With FCRA lawsuit filings on the rise, it’s nice to know that there are some FCRA suits against employers that can be overcome. Moore v. Rite Aid Headquarters Corp. is such a case. Moore applied for employment with Rite Aid and, as part of the application process, Rite Aid obtained a background check on her. Based on the background check and Rite Aid’s scoring criteria, she was considered “ineligible for hire,” and a pre-adverse action letter was sent to her. The pre-adverse action letter explained her right to dispute the accuracy of her background report and how to do it. After receiving the pre-adverse action letter, Moore spoke with Rite Aid to discuss her background, but despite this conversation five days later, Rite Aid’s background check provider sent her an adverse action notice.

In her lawsuit, Moore alleged that Rite Aid violated the pre-adverse action provision of the FCRA by taking adverse action against her without waiting the “full five day period” set forth in the pre-adverse action letter. She also alleged that since Rite Aid never hired an applicant who failed Rite Aid’s scoring criteria, her “ineligible to hire” score was the final employment decision and the actual adverse action. She claimed that the pre-adverse action letter was not “pre”, rather an adverse action notice which did not give her the ability to significantly dispute her record.

The court dismissed her claim, finding that Moore did not suffer any injury-in-fact based on Rite Aid’s conduct. According to the court, the FCRA’s pre-adverse action requirements were made to so that employees would have time to discuss their background before a final decision is made. In this case, Moore was able to discuss her background report with Rite Aid after receiving the pre-adverse action letter and before Rite Aid made the final decision not to hire her. According to the court, even if Rite Aid did not wait the full five-business-day period as mentioned in the pre-adverse action letter, it would not violate the FCRA as she already had a chance to dispute her report. Rite Aid heard her side of the event that made her “illegible for hire” but did not act unreasonably “in making a final employment decision prior to the expiration of the five days referenced in the Pre-Adverse Action Notice.”

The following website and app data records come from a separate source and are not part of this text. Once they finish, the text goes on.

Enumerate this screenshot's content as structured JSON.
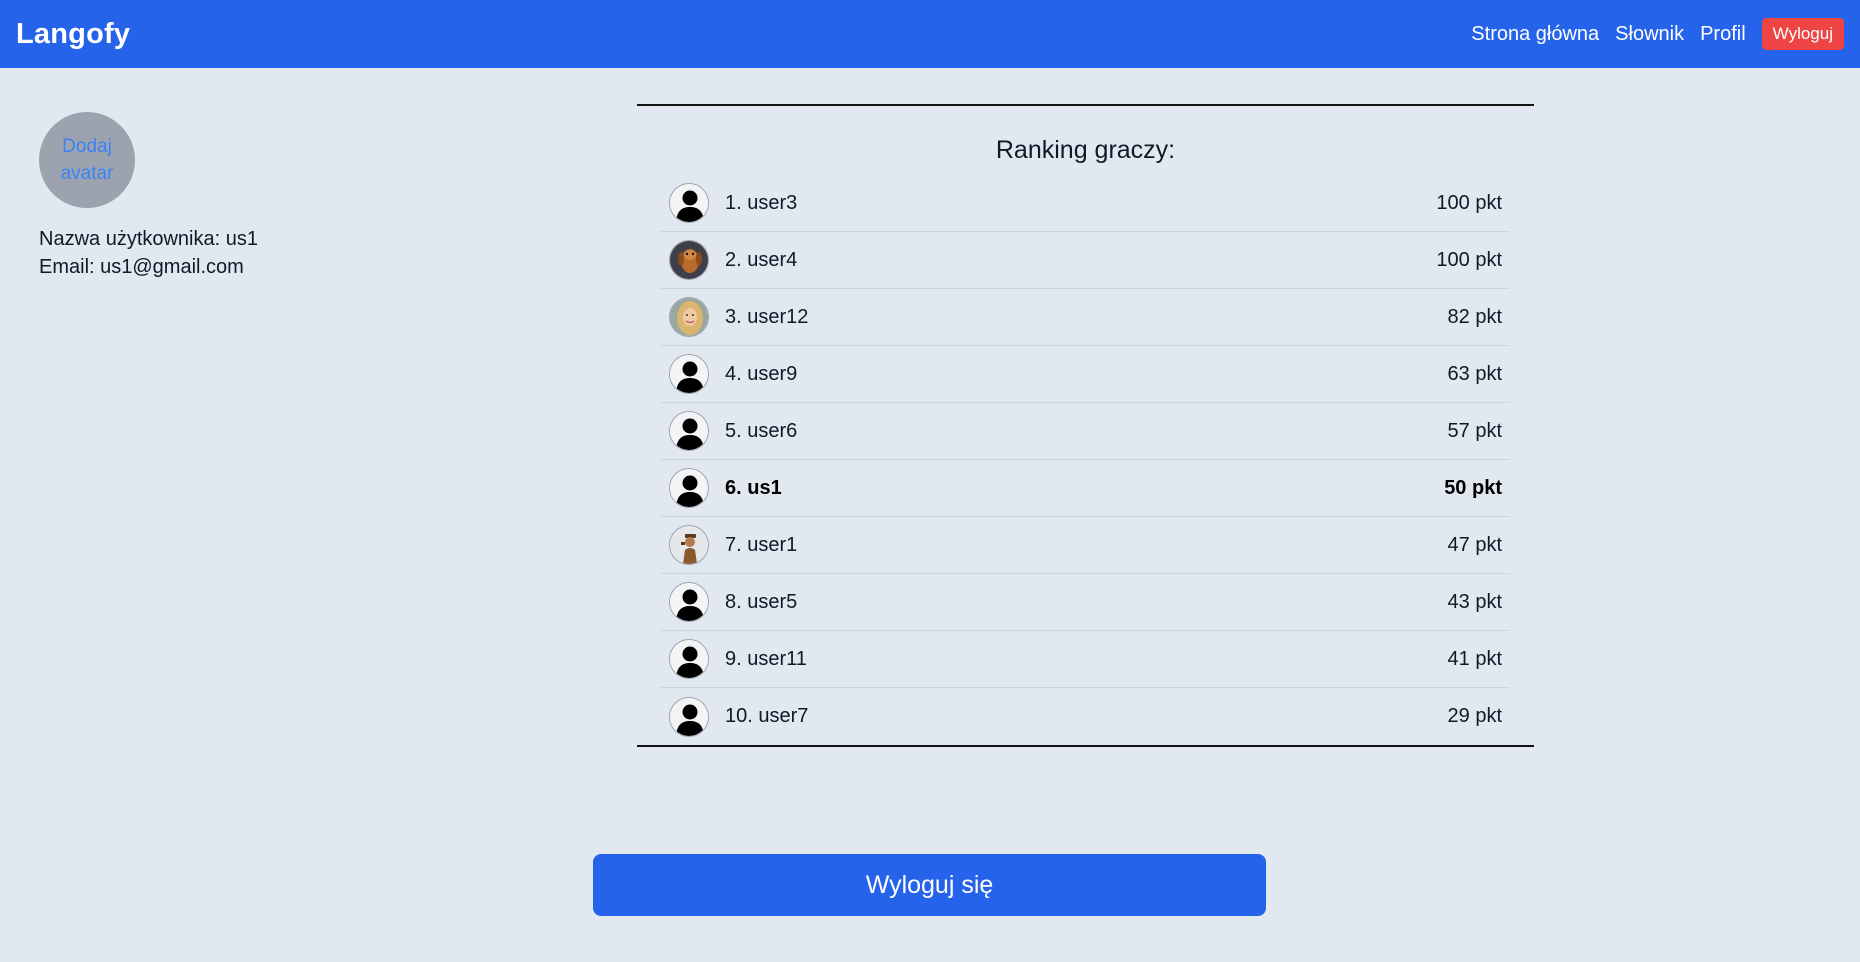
{
  "navbar": {
    "brand": "Langofy",
    "links": [
      "Strona główna",
      "Słownik",
      "Profil"
    ],
    "logout_label": "Wyloguj"
  },
  "profile": {
    "avatar_line1": "Dodaj",
    "avatar_line2": "avatar",
    "username_line": "Nazwa użytkownika: us1",
    "email_line": "Email: us1@gmail.com"
  },
  "ranking": {
    "title": "Ranking graczy:",
    "rows": [
      {
        "name": "1. user3",
        "points": "100 pkt",
        "avatar": "default-user-icon",
        "current": false
      },
      {
        "name": "2. user4",
        "points": "100 pkt",
        "avatar": "dog-photo",
        "current": false
      },
      {
        "name": "3. user12",
        "points": "82 pkt",
        "avatar": "woman-photo",
        "current": false
      },
      {
        "name": "4. user9",
        "points": "63 pkt",
        "avatar": "default-user-icon",
        "current": false
      },
      {
        "name": "5. user6",
        "points": "57 pkt",
        "avatar": "default-user-icon",
        "current": false
      },
      {
        "name": "6. us1",
        "points": "50 pkt",
        "avatar": "default-user-icon",
        "current": true
      },
      {
        "name": "7. user1",
        "points": "47 pkt",
        "avatar": "figure-photo",
        "current": false
      },
      {
        "name": "8. user5",
        "points": "43 pkt",
        "avatar": "default-user-icon",
        "current": false
      },
      {
        "name": "9. user11",
        "points": "41 pkt",
        "avatar": "default-user-icon",
        "current": false
      },
      {
        "name": "10. user7",
        "points": "29 pkt",
        "avatar": "default-user-icon",
        "current": false
      }
    ]
  },
  "logout_button_label": "Wyloguj się",
  "colors": {
    "primary": "#2563eb",
    "danger": "#ef4444",
    "background": "#e2e8f0",
    "avatar_placeholder": "#9ca3af"
  }
}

Although not every FCRA case will result in a dismissal for lack of standing, this case shows it can happen if one or more of the violations the plaintiff alleges caused no concrete harm. Moore v. Rite Aid Headquarters Corp. is a welcome reminder for employers that seemingly endless FCRA lawsuits be defeated.